Excerpts from a dataset:
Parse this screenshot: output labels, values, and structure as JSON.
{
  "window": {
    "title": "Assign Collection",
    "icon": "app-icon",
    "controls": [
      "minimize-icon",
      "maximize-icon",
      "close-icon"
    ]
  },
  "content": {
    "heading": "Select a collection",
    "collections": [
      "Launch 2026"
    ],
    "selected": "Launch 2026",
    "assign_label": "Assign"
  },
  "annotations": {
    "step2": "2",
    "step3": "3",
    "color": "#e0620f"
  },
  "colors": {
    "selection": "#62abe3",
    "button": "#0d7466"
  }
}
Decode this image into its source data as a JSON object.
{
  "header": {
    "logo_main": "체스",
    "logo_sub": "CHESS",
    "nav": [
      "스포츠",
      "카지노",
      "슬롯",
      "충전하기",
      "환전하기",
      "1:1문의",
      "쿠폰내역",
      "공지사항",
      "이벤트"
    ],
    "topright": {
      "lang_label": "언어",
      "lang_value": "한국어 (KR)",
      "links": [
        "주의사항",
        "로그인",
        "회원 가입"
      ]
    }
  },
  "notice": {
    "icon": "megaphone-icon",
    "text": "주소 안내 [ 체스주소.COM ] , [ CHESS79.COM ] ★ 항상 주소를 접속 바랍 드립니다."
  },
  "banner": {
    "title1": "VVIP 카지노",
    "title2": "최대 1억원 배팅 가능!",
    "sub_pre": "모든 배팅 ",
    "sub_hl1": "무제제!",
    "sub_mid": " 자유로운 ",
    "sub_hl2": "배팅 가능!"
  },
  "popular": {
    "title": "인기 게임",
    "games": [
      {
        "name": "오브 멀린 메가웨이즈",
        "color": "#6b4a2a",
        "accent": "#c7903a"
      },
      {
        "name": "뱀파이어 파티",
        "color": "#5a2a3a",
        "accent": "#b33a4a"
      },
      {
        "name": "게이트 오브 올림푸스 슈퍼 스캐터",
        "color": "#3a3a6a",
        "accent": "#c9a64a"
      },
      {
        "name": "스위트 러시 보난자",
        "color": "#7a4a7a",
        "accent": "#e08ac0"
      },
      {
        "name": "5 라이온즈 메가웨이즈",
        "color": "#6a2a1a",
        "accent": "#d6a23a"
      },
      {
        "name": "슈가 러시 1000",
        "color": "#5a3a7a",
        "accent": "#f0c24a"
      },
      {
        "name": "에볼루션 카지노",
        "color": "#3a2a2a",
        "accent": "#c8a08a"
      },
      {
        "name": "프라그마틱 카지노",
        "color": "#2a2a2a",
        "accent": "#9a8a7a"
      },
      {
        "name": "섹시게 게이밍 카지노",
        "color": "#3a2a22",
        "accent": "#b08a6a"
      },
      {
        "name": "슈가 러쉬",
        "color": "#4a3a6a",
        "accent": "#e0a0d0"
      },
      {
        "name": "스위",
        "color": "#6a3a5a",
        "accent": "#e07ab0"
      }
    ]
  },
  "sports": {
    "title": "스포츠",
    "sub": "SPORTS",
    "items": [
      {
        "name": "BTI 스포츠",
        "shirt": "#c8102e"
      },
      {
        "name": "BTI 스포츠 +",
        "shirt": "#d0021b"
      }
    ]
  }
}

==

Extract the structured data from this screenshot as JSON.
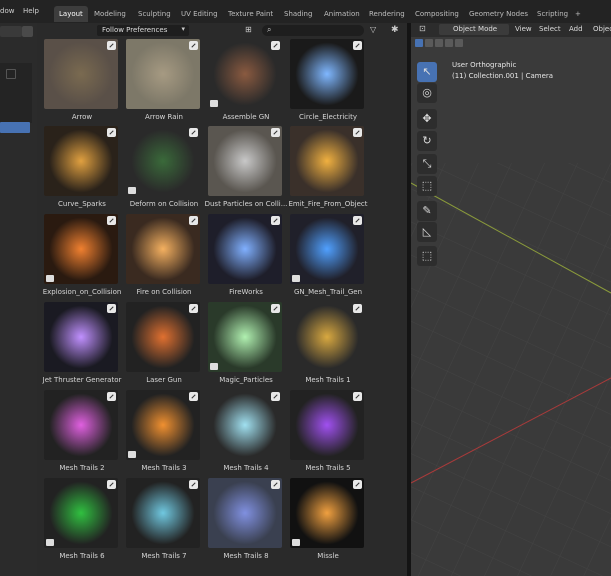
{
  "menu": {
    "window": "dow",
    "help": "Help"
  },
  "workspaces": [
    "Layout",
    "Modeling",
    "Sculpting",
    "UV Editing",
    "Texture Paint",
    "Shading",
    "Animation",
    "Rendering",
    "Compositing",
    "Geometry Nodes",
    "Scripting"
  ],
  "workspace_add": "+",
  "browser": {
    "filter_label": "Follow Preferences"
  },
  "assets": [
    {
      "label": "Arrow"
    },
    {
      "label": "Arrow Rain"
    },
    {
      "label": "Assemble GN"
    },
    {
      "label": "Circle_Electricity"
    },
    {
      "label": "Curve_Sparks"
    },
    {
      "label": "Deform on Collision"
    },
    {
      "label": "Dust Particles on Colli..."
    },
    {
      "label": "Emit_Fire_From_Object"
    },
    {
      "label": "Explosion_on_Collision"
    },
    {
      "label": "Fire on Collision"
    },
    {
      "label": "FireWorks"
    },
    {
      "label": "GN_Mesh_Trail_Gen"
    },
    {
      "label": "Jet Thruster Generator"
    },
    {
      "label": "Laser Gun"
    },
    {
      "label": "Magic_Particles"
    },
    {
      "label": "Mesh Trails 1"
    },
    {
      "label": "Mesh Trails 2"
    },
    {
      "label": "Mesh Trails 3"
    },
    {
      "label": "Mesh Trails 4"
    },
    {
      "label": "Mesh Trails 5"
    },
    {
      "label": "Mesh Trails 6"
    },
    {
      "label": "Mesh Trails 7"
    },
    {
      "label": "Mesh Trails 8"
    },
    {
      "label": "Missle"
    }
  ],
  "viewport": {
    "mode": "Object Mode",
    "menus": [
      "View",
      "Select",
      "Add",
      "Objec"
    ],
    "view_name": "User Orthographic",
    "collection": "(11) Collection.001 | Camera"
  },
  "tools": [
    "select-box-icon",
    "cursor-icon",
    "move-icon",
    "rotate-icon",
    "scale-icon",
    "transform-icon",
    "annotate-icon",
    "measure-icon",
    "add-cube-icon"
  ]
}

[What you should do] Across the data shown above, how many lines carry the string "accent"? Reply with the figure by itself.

[Answer box] 11